    The left and Catalonian independence

    The debate on independence establishes a framework of polarisation between nationalist ideologies that leaves the left out of the game. The 1978 Regime’s media has attempted to place the Spanish left in the pro-independence column (which it is not) in order to create two opposing fronts: the parties that defend the 1978 Constitution and Spanish unity (PP, PSOE, Ciudadanos), and those that do not (Unidos Podemos and the pro-independence parties). It is a bad scenario that forecast bad electoral results for the left that Unidos Podemos represents, with a position on this subject that is to me the most reasonable, yet no one wants to talk about it now: a negotiated referendum in which Unidos Podemos would push for a “no” vote on independence.

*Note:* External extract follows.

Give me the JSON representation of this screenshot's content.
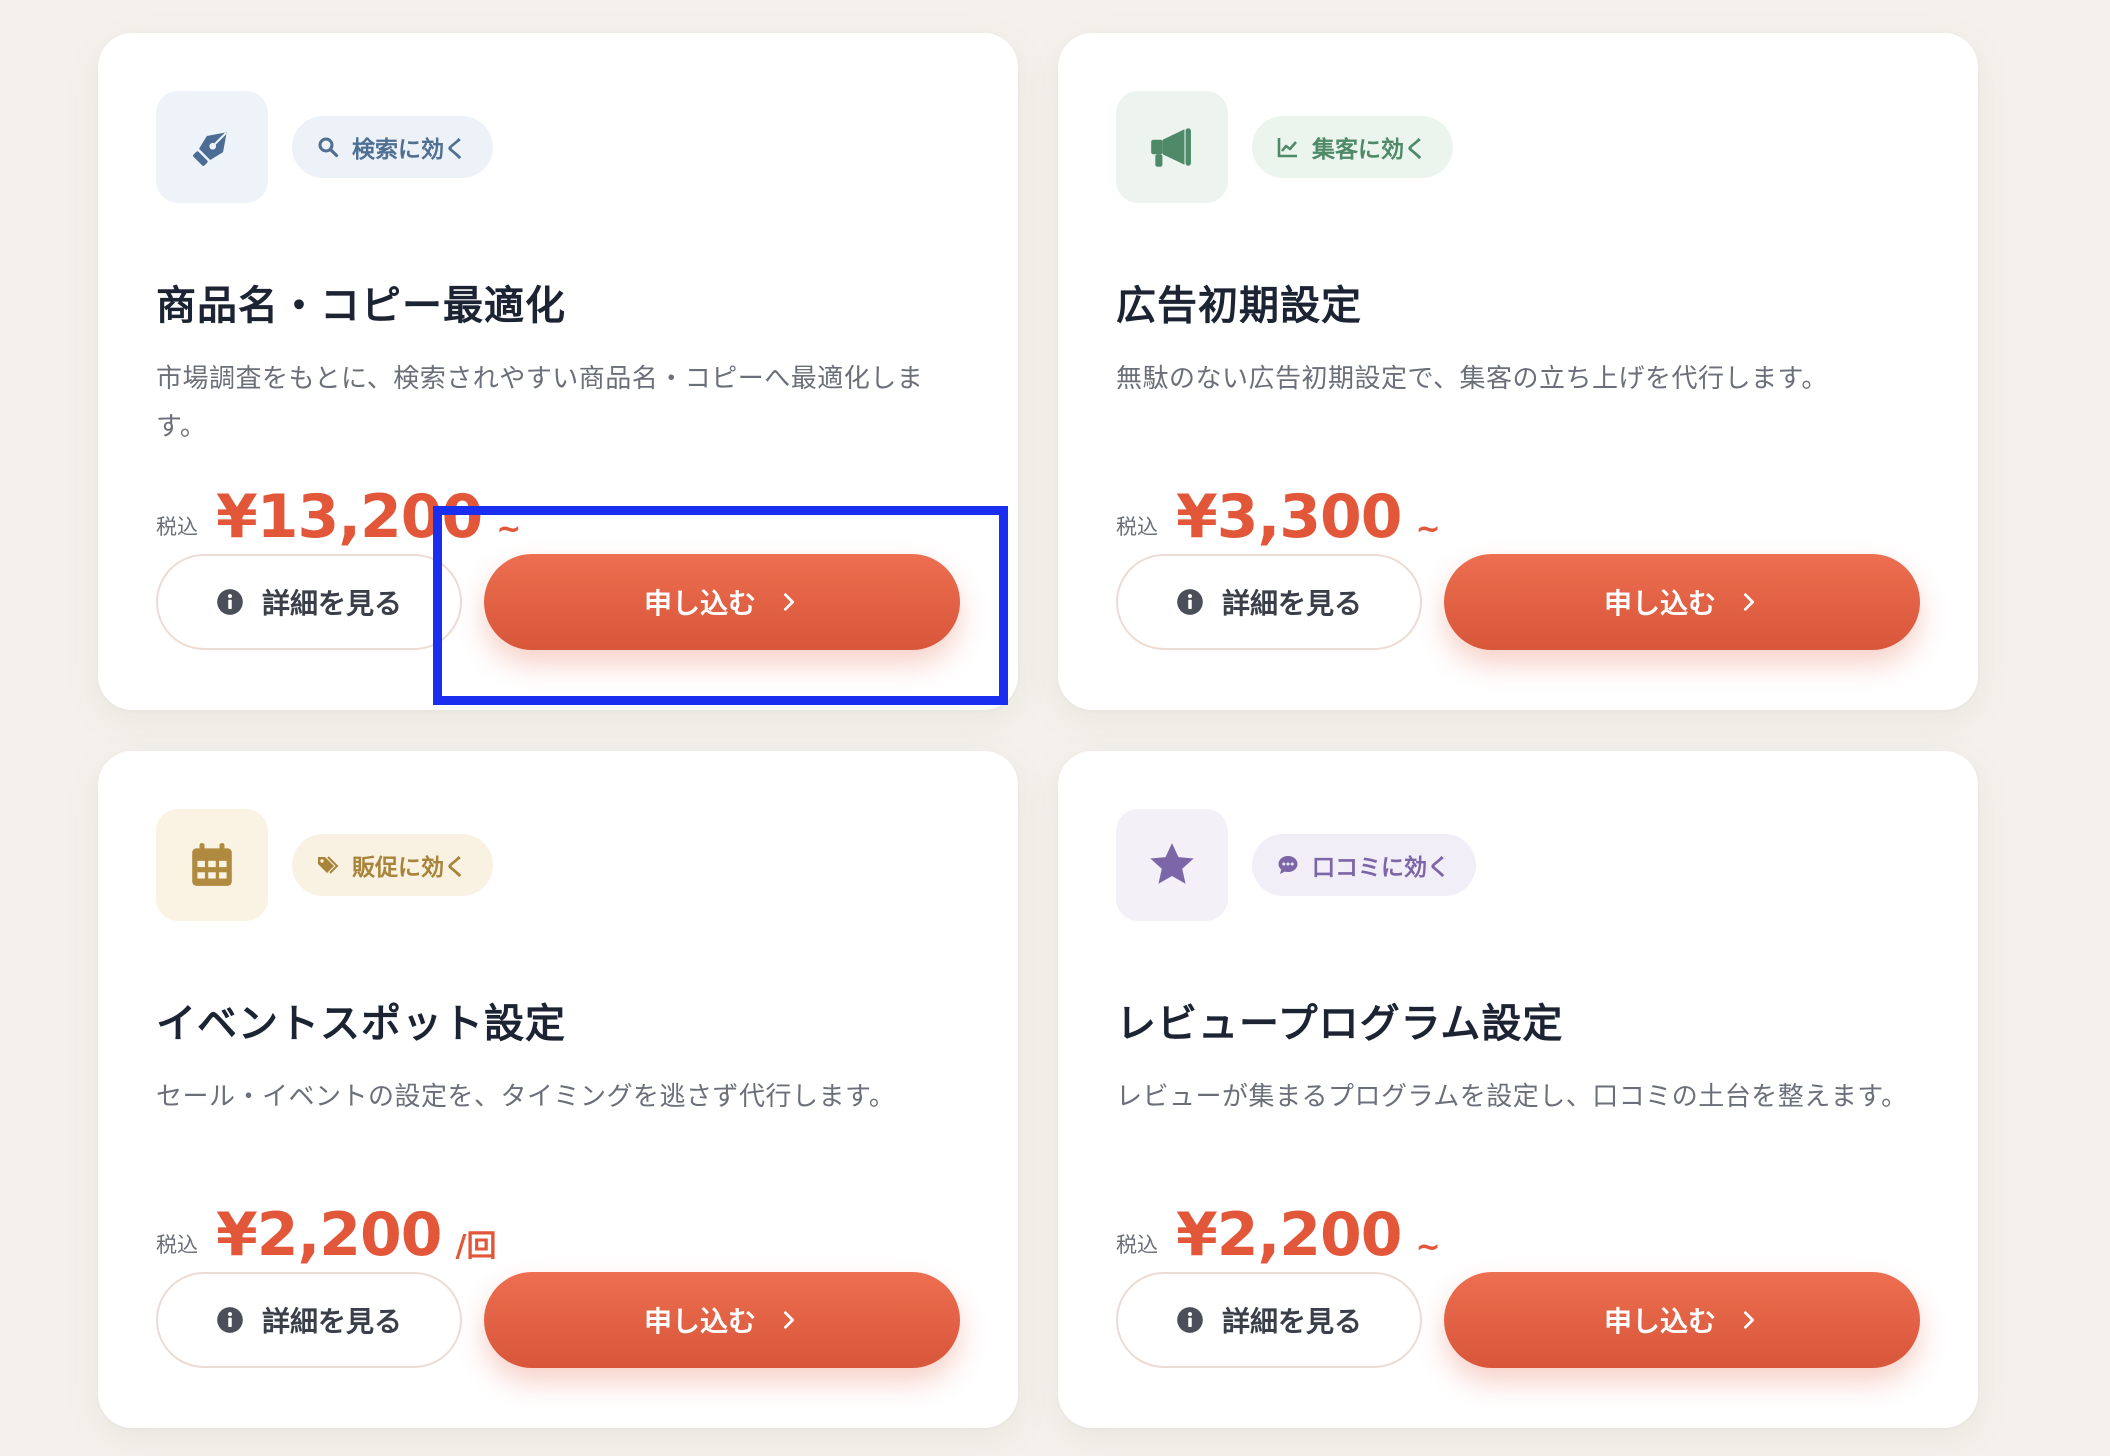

This means that Unidos Podemos does not want Catalan independence, but instead a federal State that respects the right of the Catalans to decide through a referendum. It is a position that is too complex for the vulgarity with which the debate is being carried out in Spain.

    Part of the radical left sees in Catalan independence a possibility to cause instability for the Government, and therefore an opportunity to move forward with a proposal to break from the country. This is a minority opinion, but it does exist, and it has actually led to the destitution of Podemos’ leaders in Catalonia (more prone to independence).

    The Solution

    The best solution would be to oust the PP from Government and open a process for the creation of a new Spanish constitution, based on a federal system (and republican, in my opinion), because if the Catalonia crisis has taught us anything, it is that the 1978 Constitution has run its course. The 1978 Regime should not continue to govern Spain. Catalonia is a symptom, and we at Unidos Podemos will work to ensure that the solution is solidary and fair, based on a Constitution for all.

Related articles